Students Learn About Crime Scene Investigation 

7th grade students at the Veazie Community School started a project on Tuesday that integrates science, math, social studies…and crime. “Ultimately what we’re looking for at the end is to put the bad guy in jail.” “Most of all I’m going to learn about how to process different DNA and stuff like that, crime scene information, figure out how to solve crimes.”The students will play the role of crime scene investigators, with help from Veazie Police Chief Mark Leonard. They try to keep everything as realistic as possible, so they won’t know anything about the crime before it happens. “If I know who’s committed the crime, then I’m not going to be able to work hard or teach these kids how we learn, because when we respond to a scene we don’t know who’s committed the crime.” Cheif Leonard said. “It’s our job to find out who’s done it and that’s what I want these kids to experience, is we’ve arrived on a crime scene and we need to find out who did it and we need to prosecute ’em”This is the third year this unit has been taught. “I heard that it was really fun and they really enjoyed it and I’m really excited to do it.” “Right here in this bag we can just about process every scene that we would be called to.”The kids will do everything police would do: taking fingerprints, talking to suspects, and seeing it go to trial. “It’s like a pretty long process and that at the end of it you get split up into groups like the prosecution and defense and they investigate the crime scene and come to a conclusion and we have a trial at the end of it.” “I think the fact that we bring in people from the outside also helps them really buy into it because they get to actually collect the fingerprints.
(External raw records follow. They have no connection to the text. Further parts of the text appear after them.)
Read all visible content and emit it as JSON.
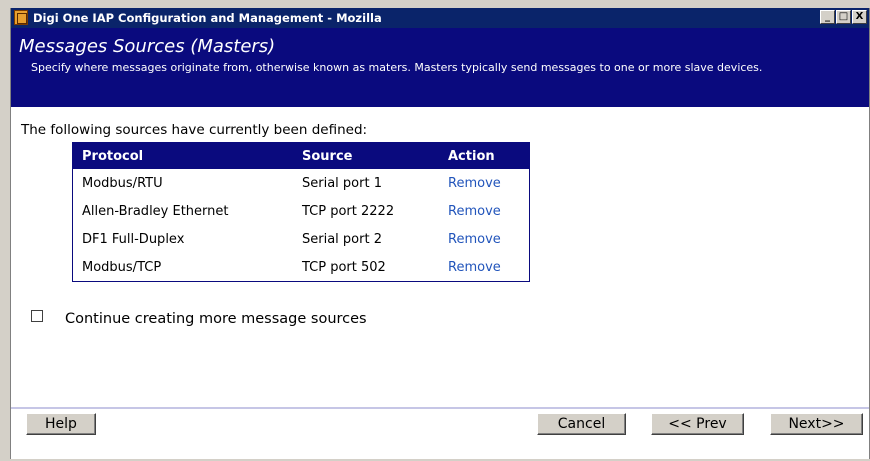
{
  "window": {
    "title": "Digi One IAP Configuration and Management - Mozilla",
    "minimize": "_",
    "maximize": "□",
    "close": "X"
  },
  "header": {
    "title": "Messages Sources (Masters)",
    "description": "Specify where messages originate from, otherwise known as maters. Masters typically send messages to one or more slave devices."
  },
  "main": {
    "intro": "The following sources have currently been defined:",
    "table": {
      "headers": [
        "Protocol",
        "Source",
        "Action"
      ],
      "rows": [
        {
          "protocol": "Modbus/RTU",
          "source": "Serial port 1",
          "action": "Remove"
        },
        {
          "protocol": "Allen-Bradley Ethernet",
          "source": "TCP port 2222",
          "action": "Remove"
        },
        {
          "protocol": "DF1 Full-Duplex",
          "source": "Serial port 2",
          "action": "Remove"
        },
        {
          "protocol": "Modbus/TCP",
          "source": "TCP port 502",
          "action": "Remove"
        }
      ]
    },
    "continue_checkbox": {
      "label": "Continue creating more message sources",
      "checked": false
    }
  },
  "footer": {
    "help": "Help",
    "cancel": "Cancel",
    "prev": "<< Prev",
    "next": "Next>>"
  },
  "colors": {
    "header_bg": "#0a0a7e",
    "titlebar_bg": "#0a246a",
    "link": "#2255bb"
  }
}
They do actually process the evidence with help from the Veazie Police so it seems more real to them.” “I just think it’s cool how people can figure out that type of stuff with such little information like that, and I just think it’s cool.”